"What is water?" said one fish to the other, illustrating that "the most obvious, important realities are often the ones that are hardest to see and talk about" (David Foster Wallace). One of these realities is that we teach competencies that can be easily tested and quantified rather than what is most important. This reality may seem obvious, but why do we keep doing it? If we strive to develop student agency, can we do a better job at taking agency ourselves for what we deem important?
As we navigate through life, we can either travel purposely in our desired direction or we can surrender to the winds like a drunken sailor.
If we simply go with the flow and let the currents take us where they may, we may not like the place where we end up. We may arrive decades from now at a place full of regrets. And if there are important challenges in the way that we, as a society, lead our lives, prepare future generations, and take care of ourselves and loved ones, then going with the flow may not lead us to a place that we like.
Are you letting the wind and currents take you where they may, or do you have a Northern Star?
If students are struggling, we want them to remain motivated, try harder, and stick with it. But what about the saying, "Insanity is doing the same thing over and over again and expecting a different result"? If a student has tried to learn something, didn't succeed, tried the same thing again and again, and never felt progress, is he likely to think that trying yet again will yield results? And is that motivating or demotivating?
The First Lady visited Savoy Elementary school in May and spoke with the students about the truth about smart and dumb.
"Because the truth is -- and this is important; I want you all to listen up -- no one is born smart. Do you understand that? No one is born smart. No one is born knowing how to read, right? No one is born knowing how to do math, or no one is born knowing how to play the flute -- all of that comes with a lot of hard work. And I know your teachers tell you that all the time."
First Lady Obama went on to talk about the importance of effort in achievement and reminded students that even the president works hard! Her words on mistakes and failure encouraged students that they are "preparing for greatness."
Watch the First Lady's speech, as well as her charming reenactment of freeze tag with the students.
About Mindset Works
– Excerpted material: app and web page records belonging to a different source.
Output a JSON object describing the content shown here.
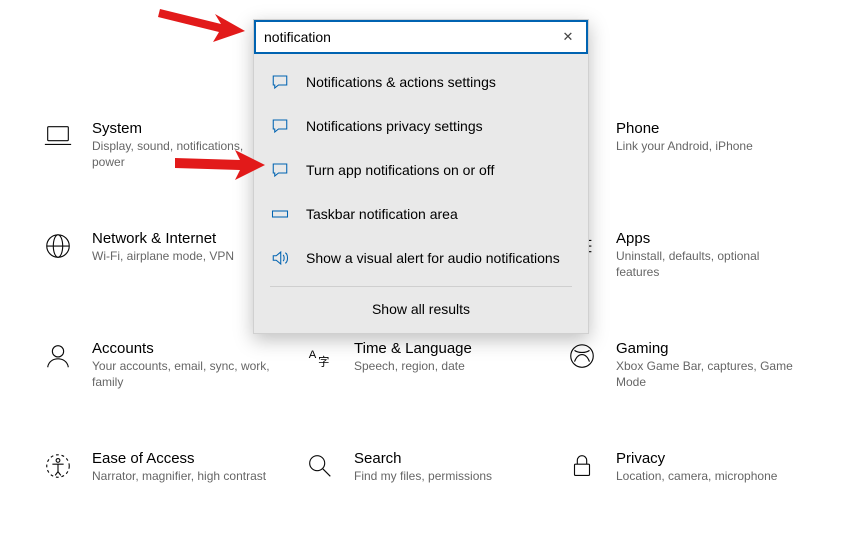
{
  "search": {
    "value": "notification",
    "results": [
      {
        "label": "Notifications & actions settings",
        "icon": "speech"
      },
      {
        "label": "Notifications privacy settings",
        "icon": "speech"
      },
      {
        "label": "Turn app notifications on or off",
        "icon": "speech"
      },
      {
        "label": "Taskbar notification area",
        "icon": "taskbar"
      },
      {
        "label": "Show a visual alert for audio notifications",
        "icon": "volume"
      }
    ],
    "show_all": "Show all results"
  },
  "categories": {
    "system": {
      "title": "System",
      "sub": "Display, sound, notifications, power"
    },
    "devices": {
      "title": "",
      "sub": ""
    },
    "phone": {
      "title": "Phone",
      "sub": "Link your Android, iPhone"
    },
    "network": {
      "title": "Network & Internet",
      "sub": "Wi-Fi, airplane mode, VPN"
    },
    "personal": {
      "title": "",
      "sub": ""
    },
    "apps": {
      "title": "Apps",
      "sub": "Uninstall, defaults, optional features"
    },
    "accounts": {
      "title": "Accounts",
      "sub": "Your accounts, email, sync, work, family"
    },
    "time": {
      "title": "Time & Language",
      "sub": "Speech, region, date"
    },
    "gaming": {
      "title": "Gaming",
      "sub": "Xbox Game Bar, captures, Game Mode"
    },
    "ease": {
      "title": "Ease of Access",
      "sub": "Narrator, magnifier, high contrast"
    },
    "searchcat": {
      "title": "Search",
      "sub": "Find my files, permissions"
    },
    "privacy": {
      "title": "Privacy",
      "sub": "Location, camera, microphone"
    }
  }
}
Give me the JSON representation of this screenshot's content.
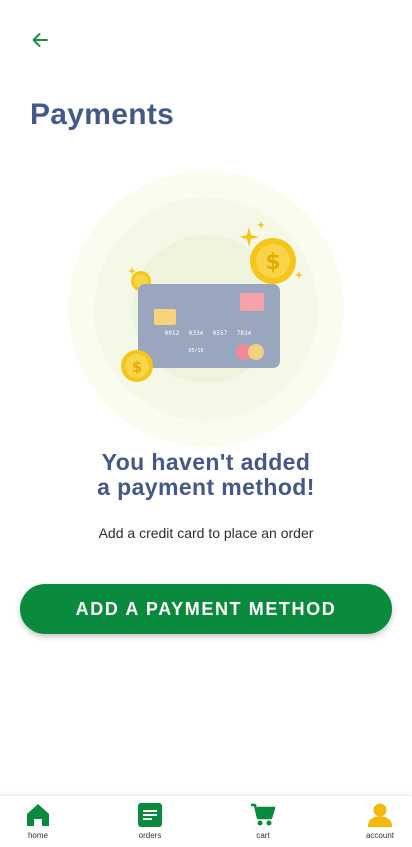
{
  "header": {
    "title": "Payments"
  },
  "empty_state": {
    "heading_line1": "You haven't added",
    "heading_line2": "a payment method!",
    "subtext": "Add a credit card to place an order",
    "card_number": [
      "0012",
      "0334",
      "0557",
      "7834"
    ],
    "card_expiry": "05/18"
  },
  "actions": {
    "add_label": "ADD A PAYMENT METHOD"
  },
  "nav": {
    "items": [
      {
        "label": "home",
        "icon": "home-icon"
      },
      {
        "label": "orders",
        "icon": "orders-icon"
      },
      {
        "label": "cart",
        "icon": "cart-icon"
      },
      {
        "label": "account",
        "icon": "account-icon"
      }
    ]
  },
  "colors": {
    "primary_green": "#0a8a3c",
    "title_blue": "#44598a",
    "accent_yellow": "#f5c518"
  }
}
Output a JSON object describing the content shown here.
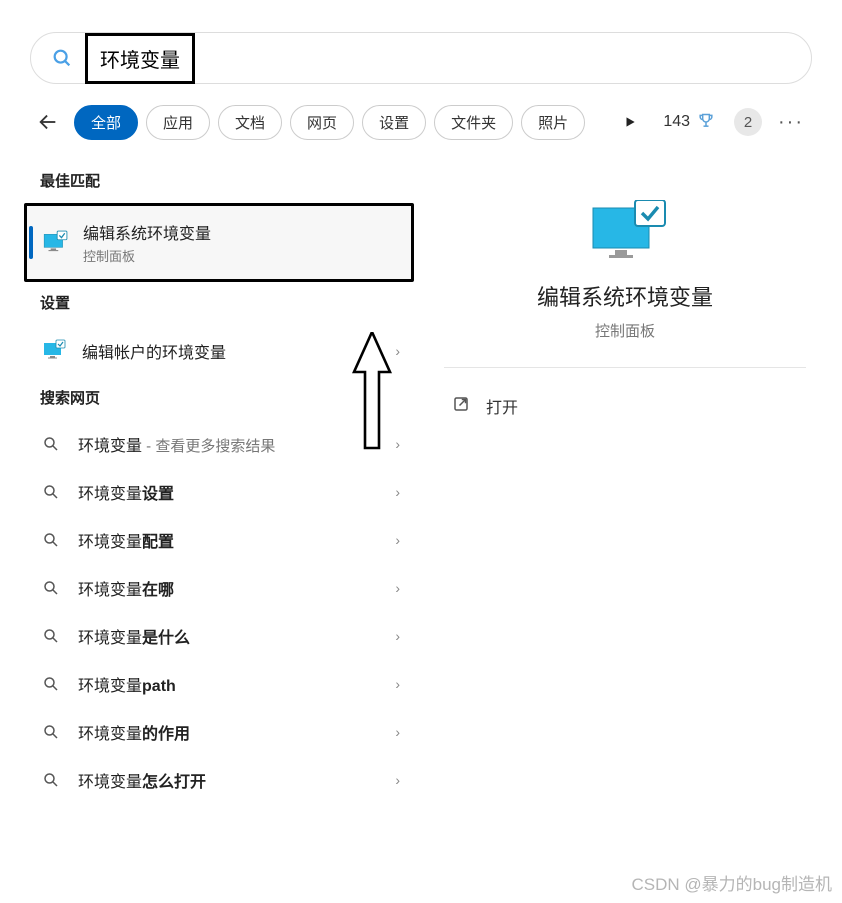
{
  "search": {
    "query": "环境变量"
  },
  "filters": {
    "items": [
      {
        "label": "全部",
        "active": true
      },
      {
        "label": "应用",
        "active": false
      },
      {
        "label": "文档",
        "active": false
      },
      {
        "label": "网页",
        "active": false
      },
      {
        "label": "设置",
        "active": false
      },
      {
        "label": "文件夹",
        "active": false
      },
      {
        "label": "照片",
        "active": false
      }
    ]
  },
  "rewards": {
    "points": "143"
  },
  "notifications": {
    "count": "2"
  },
  "groups": {
    "best_match_label": "最佳匹配",
    "settings_label": "设置",
    "web_label": "搜索网页"
  },
  "best_match": {
    "title": "编辑系统环境变量",
    "subtitle": "控制面板"
  },
  "settings_items": [
    {
      "title": "编辑帐户的环境变量"
    }
  ],
  "web_items": [
    {
      "prefix": "环境变量",
      "bold": "",
      "suffix": " - 查看更多搜索结果"
    },
    {
      "prefix": "环境变量",
      "bold": "设置",
      "suffix": ""
    },
    {
      "prefix": "环境变量",
      "bold": "配置",
      "suffix": ""
    },
    {
      "prefix": "环境变量",
      "bold": "在哪",
      "suffix": ""
    },
    {
      "prefix": "环境变量",
      "bold": "是什么",
      "suffix": ""
    },
    {
      "prefix": "环境变量",
      "bold": "path",
      "suffix": ""
    },
    {
      "prefix": "环境变量",
      "bold": "的作用",
      "suffix": ""
    },
    {
      "prefix": "环境变量",
      "bold": "怎么打开",
      "suffix": ""
    }
  ],
  "detail": {
    "title": "编辑系统环境变量",
    "subtitle": "控制面板",
    "open_label": "打开"
  },
  "watermark": "CSDN @暴力的bug制造机"
}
Mindset Works was co-founded by one of the world's leading researchers in the field of motivation, Stanford University professor Carol S. Dweck, Ph.D. and K-12 mindset expert Lisa S. Blackwell, Ph.D. The Company translates psychological research into practical products and services to help students and educators increase their motivation and achievement. For more information, visit http://www.mindsetworks.com